Site Contents

Gemstone Crystal System Density Hardness Refractive index Treatments
Diamond
cubic 3.51-3.53 10.0 2.417-2.420 heating, radiation, fracture filling

 

 



diamond

Color:
All colors.Diamonds most commonly occur in shades of yellow, gray and brown. The rarer stones are colorless and the rarest are reds, blues, pinks, greens in intense saturation.

Clarity: Transparent to opaque
Optic Character:
SR
Cause of Color:
Yellow and Orange: Ni and related color centers
Blue:B
Green: Color centers due tonatural or artificial irradiation
Red, Pink, Brown: Unknown
Fluorescence: Inert to strong
Fracture : Step-like

Luster : Adamantine
Cleavage :
Four directions; perfect
Durability: Diamonds are the hardest of all gemstones. That refers to their ability to scratch. But they can be broken along their four planes of inherent cleavage.

Characteristics for Identification:
Naturals on the girdle, thermal inertial higher than simulants, bearding on girdle, adamantine luster

Localities:
Diamond deposits are found world wide. The most noteable being Africa, Australia, India and most recently Canada.

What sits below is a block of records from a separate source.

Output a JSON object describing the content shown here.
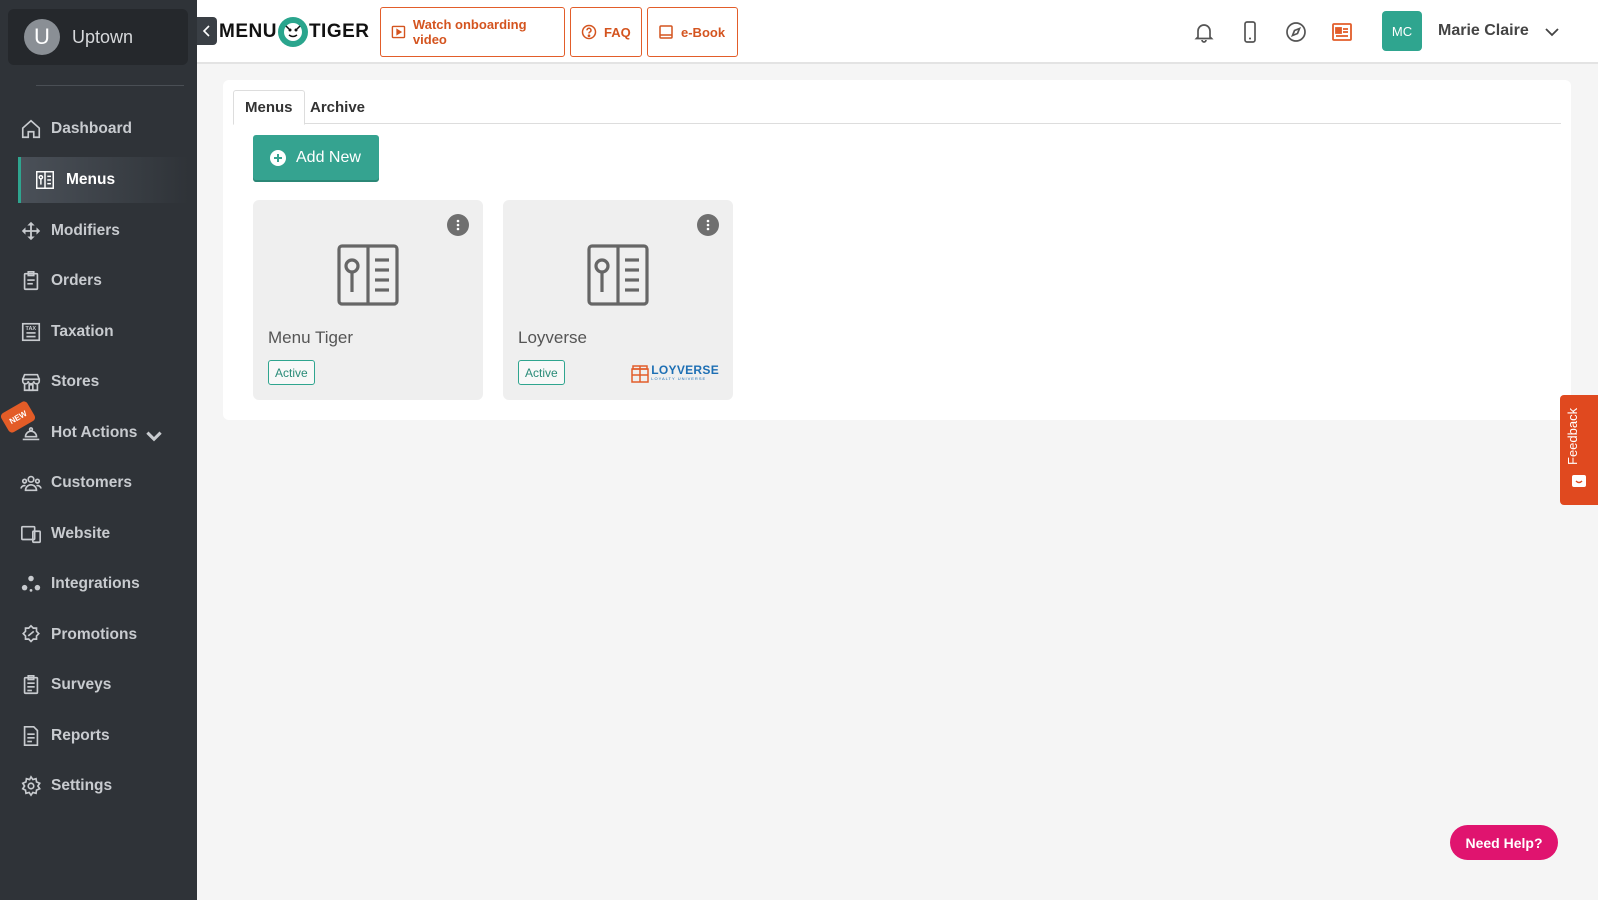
{
  "store": {
    "initial": "U",
    "name": "Uptown"
  },
  "sidebar": {
    "items": [
      {
        "label": "Dashboard",
        "icon": "home-icon"
      },
      {
        "label": "Menus",
        "icon": "menu-book-icon",
        "active": true
      },
      {
        "label": "Modifiers",
        "icon": "move-arrows-icon"
      },
      {
        "label": "Orders",
        "icon": "clipboard-icon"
      },
      {
        "label": "Taxation",
        "icon": "tax-icon"
      },
      {
        "label": "Stores",
        "icon": "store-icon"
      },
      {
        "label": "Hot Actions",
        "icon": "bell-hand-icon",
        "badge": "NEW"
      },
      {
        "label": "Customers",
        "icon": "users-icon"
      },
      {
        "label": "Website",
        "icon": "devices-icon"
      },
      {
        "label": "Integrations",
        "icon": "integrations-icon"
      },
      {
        "label": "Promotions",
        "icon": "promo-icon"
      },
      {
        "label": "Surveys",
        "icon": "survey-icon"
      },
      {
        "label": "Reports",
        "icon": "report-icon"
      },
      {
        "label": "Settings",
        "icon": "gear-icon"
      }
    ]
  },
  "header": {
    "logo_left": "MENU",
    "logo_right": "TIGER",
    "buttons": {
      "onboarding": "Watch onboarding video",
      "faq": "FAQ",
      "ebook": "e-Book"
    },
    "user": {
      "initials": "MC",
      "name": "Marie Claire"
    }
  },
  "main": {
    "tabs": [
      "Menus",
      "Archive"
    ],
    "add_button": "Add New",
    "cards": [
      {
        "title": "Menu Tiger",
        "status": "Active"
      },
      {
        "title": "Loyverse",
        "status": "Active",
        "brand": "LOYVERSE",
        "brand_sub": "LOYALTY UNIVERSE"
      }
    ]
  },
  "feedback": "Feedback",
  "help": "Need Help?",
  "colors": {
    "accent": "#35a390",
    "sidebar": "#2f3338",
    "orange": "#e25d2a",
    "help": "#e0146f"
  }
}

Diamond is a polymorph (many forms) of the element carbon. Graphite is another polymorph. The two share the same chemistry, pure carbon, but have very different structures and properties. Diamond is hard, Graphite is soft (the "lead" of a pencil). Diamond is an excellent electrical insulator, Graphite is a good conductor of electricity. Diamond is the ultimate abrasive, Graphite is a very good lubricant. Diamond is transparent, Graphite is opaque. Diamond crystallizes in the Isometric system and graphite crystallizes in the hexagonal system. Somewhat of a surprise is that at surface temperatures and pressures, Graphite is the stable form of carbon. In fact, all diamonds at or near the surface of the Earth are currently undergoing a transformation into Graphite. This reaction, fortunately, is extremely slow.

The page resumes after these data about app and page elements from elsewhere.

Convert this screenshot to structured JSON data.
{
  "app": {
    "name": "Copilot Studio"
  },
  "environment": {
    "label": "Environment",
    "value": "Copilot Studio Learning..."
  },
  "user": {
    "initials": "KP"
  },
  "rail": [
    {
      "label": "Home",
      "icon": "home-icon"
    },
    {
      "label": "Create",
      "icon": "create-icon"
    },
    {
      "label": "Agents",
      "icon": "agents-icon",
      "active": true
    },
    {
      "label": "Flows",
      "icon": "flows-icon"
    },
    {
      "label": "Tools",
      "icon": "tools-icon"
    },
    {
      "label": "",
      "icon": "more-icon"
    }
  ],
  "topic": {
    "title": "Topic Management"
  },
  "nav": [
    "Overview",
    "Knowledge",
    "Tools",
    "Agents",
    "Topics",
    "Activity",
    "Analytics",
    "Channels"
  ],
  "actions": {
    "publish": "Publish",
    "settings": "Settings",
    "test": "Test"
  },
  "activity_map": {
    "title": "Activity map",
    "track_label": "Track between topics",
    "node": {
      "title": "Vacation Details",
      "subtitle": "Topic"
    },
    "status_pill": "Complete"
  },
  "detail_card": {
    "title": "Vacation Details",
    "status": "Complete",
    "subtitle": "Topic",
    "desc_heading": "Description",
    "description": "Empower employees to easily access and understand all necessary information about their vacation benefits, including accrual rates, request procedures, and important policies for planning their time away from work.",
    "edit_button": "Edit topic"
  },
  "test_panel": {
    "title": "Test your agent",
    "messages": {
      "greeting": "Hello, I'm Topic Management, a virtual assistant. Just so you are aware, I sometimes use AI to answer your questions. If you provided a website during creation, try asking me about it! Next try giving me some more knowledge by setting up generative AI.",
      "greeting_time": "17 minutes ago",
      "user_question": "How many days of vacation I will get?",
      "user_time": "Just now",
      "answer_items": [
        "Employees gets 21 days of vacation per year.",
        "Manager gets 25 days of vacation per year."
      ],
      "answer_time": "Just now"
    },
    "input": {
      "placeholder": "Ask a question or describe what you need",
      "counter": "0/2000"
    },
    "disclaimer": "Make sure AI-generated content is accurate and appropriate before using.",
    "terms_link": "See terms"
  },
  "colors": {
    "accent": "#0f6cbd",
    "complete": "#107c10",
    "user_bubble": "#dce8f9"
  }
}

powered by FreeFind

Diamond
C (Carbon)
Diamond Grading: The 4 C's

Diamonds have long been valued for their hardness and incredible brilliance. Chemically a diamond is pure carbon, just like the graphite used in pencils. Diamonds' hardness is the result of extremely strong chemical bonds between the carbon atoms. Although most people think of diamonds as colorless, they actually occur in almost every color. Diamonds were viewed as talisman by the ancient Hindus in India, which is where diamonds were first discovered. The most powerful stones were thought to be naturally occurring octahedrons of exceptional clarity that exhibited fire. These stones would bring the owner power, wealth, everlasting youth and good fortune. It was believed that flawed or inclusive stones could have quite the opposite effect. During the first century AD prominent Romans wore uncut diamonds set in rings also as talismans. For hundreds of years it was believed that diamonds had gender. As late as 1566, Francois Ruet described two diamonds as having offspring. The first diamond engagement ring was given to Mary of Burgundy by Maximillian in 1477.

More Interseting Diamond Notes:

Clarity: diamond is transparent over a larger range of wavelengths (from the ultraviolet into the far infrared) than is any other substance
Thermal Conductivity: diamond conducts heat better than anything - five times better than the second best element, Silver!
Melting Point: diamond has the highest melting point (3820 degrees Kelvin)!

Lattice Density: The atoms of diamond are packed closer together than are the atoms of any other substance!

For information on the 4 C's, click here.